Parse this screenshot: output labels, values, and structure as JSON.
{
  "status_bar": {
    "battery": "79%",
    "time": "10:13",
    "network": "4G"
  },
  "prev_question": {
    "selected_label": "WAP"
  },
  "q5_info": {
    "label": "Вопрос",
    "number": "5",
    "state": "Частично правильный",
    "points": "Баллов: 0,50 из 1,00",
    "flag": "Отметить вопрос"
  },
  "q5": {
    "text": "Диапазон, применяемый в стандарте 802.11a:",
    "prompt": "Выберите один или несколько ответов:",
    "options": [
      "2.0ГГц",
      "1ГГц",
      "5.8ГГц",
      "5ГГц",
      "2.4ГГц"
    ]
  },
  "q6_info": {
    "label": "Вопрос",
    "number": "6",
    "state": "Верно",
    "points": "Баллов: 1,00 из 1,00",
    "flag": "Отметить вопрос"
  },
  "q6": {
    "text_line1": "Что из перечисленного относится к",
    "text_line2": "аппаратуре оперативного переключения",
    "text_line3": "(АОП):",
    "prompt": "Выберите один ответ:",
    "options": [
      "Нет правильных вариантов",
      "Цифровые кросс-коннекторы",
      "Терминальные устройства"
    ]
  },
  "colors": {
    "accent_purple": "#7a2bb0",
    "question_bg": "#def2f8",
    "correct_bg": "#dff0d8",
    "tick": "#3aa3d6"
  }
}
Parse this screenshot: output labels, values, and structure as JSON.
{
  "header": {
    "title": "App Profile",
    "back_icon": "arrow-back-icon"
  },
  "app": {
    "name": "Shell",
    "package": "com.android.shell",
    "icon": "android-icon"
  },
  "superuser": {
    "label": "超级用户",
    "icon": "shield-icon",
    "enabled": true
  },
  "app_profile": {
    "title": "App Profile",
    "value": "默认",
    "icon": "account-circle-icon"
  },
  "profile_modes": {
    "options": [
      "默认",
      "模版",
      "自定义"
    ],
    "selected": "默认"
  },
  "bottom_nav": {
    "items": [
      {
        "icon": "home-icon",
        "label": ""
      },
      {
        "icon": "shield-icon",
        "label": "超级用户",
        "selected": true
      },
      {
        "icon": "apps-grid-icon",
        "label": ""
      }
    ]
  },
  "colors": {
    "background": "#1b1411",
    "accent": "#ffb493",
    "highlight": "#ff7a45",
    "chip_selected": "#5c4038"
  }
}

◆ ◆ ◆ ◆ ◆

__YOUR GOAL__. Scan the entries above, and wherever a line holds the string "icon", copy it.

__EXERCISE OUTPUT__.
    "back_icon": "arrow-back-icon"
    "icon": "android-icon"
    "icon": "shield-icon",
    "icon": "account-circle-icon"
        "icon": "home-icon",
        "icon": "shield-icon",
        "icon": "apps-grid-icon",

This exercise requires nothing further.